Now that all-in-one printer/scanner/ copiers are the norm, you don’t see many standalone scanners. Those with document feeders (ADF) are generally very expensive and limited to scanning multiple single sheets. The Scanjet Pro 2500 f1 is quite pricey, but it lets you swing up the ADF and place materials directly on the scanning glass, so you can digitise thicker content like book pages or small artworks.
With no Wi-Fi or Ethernet features, you’ll need to connect the scanner directly to a PC or Mac via USB, which is fine, because it’s rarely convenient to scan remotely anyway. It looks much like the top section of an all-in-one printer,
1200dpi scanner · Maximum size 216x297mm · 50-sheet ADF · Requires Windows 7 or later · 122x451x351mm (HxWxD) · 4.3kg · One-year warranty
and works like one too.
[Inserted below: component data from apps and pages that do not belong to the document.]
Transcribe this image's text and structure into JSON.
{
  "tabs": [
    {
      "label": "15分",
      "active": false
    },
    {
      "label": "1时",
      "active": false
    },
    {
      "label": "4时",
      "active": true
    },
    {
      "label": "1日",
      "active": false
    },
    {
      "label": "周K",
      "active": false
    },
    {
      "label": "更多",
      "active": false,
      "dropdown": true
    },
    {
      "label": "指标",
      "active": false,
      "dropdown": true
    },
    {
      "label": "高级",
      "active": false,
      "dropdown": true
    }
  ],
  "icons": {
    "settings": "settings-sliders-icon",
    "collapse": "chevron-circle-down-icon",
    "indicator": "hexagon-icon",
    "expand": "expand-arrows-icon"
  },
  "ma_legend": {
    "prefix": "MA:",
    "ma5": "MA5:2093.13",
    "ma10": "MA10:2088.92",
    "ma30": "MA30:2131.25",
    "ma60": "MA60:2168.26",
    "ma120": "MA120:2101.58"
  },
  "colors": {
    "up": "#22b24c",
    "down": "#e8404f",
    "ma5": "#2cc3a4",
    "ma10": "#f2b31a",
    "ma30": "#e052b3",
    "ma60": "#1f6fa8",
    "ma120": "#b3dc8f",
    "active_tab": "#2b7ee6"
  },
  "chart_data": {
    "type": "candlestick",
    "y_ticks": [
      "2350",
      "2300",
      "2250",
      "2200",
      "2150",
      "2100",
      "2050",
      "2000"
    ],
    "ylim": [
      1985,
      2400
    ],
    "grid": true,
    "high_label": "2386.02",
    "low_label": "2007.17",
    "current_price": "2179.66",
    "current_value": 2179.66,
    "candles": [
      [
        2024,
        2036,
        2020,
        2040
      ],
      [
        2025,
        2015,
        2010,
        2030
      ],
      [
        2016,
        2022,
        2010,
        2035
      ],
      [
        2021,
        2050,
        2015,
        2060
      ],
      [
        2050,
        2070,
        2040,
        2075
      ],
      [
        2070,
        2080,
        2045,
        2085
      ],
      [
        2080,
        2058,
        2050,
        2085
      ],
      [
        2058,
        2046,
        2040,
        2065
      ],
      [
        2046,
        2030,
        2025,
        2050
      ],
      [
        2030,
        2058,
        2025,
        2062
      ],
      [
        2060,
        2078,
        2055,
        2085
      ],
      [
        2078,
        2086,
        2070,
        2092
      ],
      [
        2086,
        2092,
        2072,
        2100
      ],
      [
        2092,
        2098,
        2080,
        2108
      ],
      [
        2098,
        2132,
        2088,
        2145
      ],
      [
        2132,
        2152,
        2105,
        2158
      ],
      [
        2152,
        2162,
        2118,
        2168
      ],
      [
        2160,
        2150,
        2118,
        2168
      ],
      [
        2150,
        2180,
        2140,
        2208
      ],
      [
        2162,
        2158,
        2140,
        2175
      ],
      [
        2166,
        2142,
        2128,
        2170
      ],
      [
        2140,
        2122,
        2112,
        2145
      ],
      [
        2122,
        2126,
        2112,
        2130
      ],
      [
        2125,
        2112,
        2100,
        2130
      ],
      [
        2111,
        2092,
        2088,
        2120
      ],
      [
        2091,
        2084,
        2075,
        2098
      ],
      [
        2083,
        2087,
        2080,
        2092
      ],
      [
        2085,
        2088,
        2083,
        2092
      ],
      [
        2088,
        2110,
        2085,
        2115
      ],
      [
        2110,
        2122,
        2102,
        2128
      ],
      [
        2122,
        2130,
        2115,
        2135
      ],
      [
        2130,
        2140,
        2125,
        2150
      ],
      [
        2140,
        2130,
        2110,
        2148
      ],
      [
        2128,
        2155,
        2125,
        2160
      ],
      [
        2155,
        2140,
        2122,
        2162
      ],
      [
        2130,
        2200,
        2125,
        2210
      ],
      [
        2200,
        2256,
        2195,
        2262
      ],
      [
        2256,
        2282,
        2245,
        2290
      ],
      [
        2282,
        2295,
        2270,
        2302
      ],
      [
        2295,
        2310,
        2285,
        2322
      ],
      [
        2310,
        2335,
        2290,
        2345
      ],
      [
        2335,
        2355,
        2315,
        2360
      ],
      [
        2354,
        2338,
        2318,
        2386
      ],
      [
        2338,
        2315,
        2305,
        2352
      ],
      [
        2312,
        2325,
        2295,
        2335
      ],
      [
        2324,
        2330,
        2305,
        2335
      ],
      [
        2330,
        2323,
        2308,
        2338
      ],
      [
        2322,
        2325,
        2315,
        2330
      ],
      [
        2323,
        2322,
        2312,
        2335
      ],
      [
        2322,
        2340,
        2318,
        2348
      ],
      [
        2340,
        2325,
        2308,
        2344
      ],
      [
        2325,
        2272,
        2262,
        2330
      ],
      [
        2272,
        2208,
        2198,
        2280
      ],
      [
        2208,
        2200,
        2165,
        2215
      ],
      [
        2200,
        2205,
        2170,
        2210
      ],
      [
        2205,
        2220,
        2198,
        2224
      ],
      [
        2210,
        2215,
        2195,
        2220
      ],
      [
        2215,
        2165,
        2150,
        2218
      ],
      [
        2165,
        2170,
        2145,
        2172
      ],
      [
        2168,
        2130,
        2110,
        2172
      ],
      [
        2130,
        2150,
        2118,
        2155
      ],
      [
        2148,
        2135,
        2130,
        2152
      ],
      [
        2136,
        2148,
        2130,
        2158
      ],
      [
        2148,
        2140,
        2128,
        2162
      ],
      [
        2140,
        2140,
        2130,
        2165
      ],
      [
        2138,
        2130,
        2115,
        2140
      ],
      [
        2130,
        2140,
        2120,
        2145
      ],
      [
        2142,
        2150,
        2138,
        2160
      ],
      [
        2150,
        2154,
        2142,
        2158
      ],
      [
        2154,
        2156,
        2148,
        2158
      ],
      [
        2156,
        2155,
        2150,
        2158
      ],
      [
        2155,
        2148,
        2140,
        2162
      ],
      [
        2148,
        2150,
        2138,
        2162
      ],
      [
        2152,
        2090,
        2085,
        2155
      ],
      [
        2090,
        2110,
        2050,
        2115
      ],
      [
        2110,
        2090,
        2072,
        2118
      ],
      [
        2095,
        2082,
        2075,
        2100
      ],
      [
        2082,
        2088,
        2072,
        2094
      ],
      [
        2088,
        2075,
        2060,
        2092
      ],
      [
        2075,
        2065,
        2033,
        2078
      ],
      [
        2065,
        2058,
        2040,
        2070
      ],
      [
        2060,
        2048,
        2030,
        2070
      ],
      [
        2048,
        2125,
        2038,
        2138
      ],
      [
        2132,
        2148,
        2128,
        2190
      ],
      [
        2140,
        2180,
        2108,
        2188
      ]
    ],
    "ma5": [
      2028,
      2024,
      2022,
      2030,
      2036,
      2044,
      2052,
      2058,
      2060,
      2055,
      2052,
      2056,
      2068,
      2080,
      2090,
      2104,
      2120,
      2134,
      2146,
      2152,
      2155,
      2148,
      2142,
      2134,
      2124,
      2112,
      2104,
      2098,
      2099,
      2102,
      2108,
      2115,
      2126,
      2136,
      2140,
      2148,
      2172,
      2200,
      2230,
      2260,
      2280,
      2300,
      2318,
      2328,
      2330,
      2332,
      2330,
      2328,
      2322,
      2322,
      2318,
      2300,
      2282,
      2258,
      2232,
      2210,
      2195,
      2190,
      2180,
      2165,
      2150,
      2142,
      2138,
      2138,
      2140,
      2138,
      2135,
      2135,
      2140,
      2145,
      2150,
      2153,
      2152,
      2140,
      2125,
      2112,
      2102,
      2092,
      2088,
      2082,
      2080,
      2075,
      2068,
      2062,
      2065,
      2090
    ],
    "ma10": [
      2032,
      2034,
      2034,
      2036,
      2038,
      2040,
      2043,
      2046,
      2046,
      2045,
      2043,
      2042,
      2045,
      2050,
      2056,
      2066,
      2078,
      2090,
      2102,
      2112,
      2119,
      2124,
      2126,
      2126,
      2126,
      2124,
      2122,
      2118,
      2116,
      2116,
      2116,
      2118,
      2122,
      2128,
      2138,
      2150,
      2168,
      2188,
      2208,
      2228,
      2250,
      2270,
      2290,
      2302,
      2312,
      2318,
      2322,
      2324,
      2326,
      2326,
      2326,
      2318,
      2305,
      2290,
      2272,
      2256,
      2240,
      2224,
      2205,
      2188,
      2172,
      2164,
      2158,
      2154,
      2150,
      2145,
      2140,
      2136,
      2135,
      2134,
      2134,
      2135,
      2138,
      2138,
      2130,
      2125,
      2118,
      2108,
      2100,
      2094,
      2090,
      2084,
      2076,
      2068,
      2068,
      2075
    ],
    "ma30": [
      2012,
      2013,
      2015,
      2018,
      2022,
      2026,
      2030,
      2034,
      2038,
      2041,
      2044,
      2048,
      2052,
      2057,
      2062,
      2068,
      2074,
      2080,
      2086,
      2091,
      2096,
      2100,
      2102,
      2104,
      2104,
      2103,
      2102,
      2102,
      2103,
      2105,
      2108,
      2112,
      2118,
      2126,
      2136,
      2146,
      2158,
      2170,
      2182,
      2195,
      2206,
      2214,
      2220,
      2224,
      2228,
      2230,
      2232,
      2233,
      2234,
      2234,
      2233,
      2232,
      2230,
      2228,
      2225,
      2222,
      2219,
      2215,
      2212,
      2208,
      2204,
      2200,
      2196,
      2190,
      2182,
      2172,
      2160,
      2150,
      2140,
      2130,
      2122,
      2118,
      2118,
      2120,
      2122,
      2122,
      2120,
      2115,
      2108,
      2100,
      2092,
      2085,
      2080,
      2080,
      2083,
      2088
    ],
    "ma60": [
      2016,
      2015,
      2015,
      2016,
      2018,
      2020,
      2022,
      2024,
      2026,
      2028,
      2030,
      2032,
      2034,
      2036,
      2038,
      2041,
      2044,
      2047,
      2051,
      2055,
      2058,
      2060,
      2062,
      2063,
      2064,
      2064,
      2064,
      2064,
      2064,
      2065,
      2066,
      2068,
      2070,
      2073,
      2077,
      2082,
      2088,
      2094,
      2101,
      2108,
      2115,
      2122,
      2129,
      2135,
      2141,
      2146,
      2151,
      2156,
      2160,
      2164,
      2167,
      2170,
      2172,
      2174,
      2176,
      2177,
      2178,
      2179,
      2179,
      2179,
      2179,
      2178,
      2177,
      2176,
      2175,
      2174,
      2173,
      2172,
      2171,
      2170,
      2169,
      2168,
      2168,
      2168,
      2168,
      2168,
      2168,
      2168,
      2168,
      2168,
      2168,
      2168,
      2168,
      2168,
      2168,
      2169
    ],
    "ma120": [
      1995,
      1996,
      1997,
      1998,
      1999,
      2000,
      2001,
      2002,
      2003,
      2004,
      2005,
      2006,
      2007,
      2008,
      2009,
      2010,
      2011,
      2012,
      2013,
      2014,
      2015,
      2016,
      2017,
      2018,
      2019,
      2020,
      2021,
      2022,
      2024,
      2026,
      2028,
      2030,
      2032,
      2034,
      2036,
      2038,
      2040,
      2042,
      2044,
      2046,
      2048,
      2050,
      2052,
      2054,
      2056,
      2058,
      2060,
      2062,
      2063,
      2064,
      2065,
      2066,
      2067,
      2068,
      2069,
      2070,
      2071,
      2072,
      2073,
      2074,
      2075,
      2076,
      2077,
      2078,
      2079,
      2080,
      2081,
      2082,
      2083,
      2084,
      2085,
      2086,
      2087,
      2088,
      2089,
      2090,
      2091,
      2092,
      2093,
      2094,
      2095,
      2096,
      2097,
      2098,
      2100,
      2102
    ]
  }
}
But at a claimed 20 pages per minute, and with the ability to scan both sides of the paper simultaneously without slowing down, it’s faster than most. We didn’t quite hit that speed, but we weren’t far off. A more complicated 16-side job took two minutes 47 seconds at a usable 200 dots per inch (dpi). When using the glass, we found it was possible to accidentally tuck a book under the bezel when trying to push it flush against the edge, but otherwise there were no problems.
HP’s scanning software is annoyingly basic, and won’t detect which way round pages ought to be making it more hassle to deal with longer documents. But we got sharp scans up to 1200dpi, with reasonably accurate color, although this device wouldn’t be your first pick for photo scanning.
For regular document scanning this is a decent machine, but you could get an all-in-one for less money, so it won’t appeal to many
If you don’t need ADF, this flatbed model goes up to 4800dpi for photos, but takes 15 seconds to a minute per scan
For regular document scanning this is a decent machine, but you could get an all-in-one for less money, so it won't appeal to many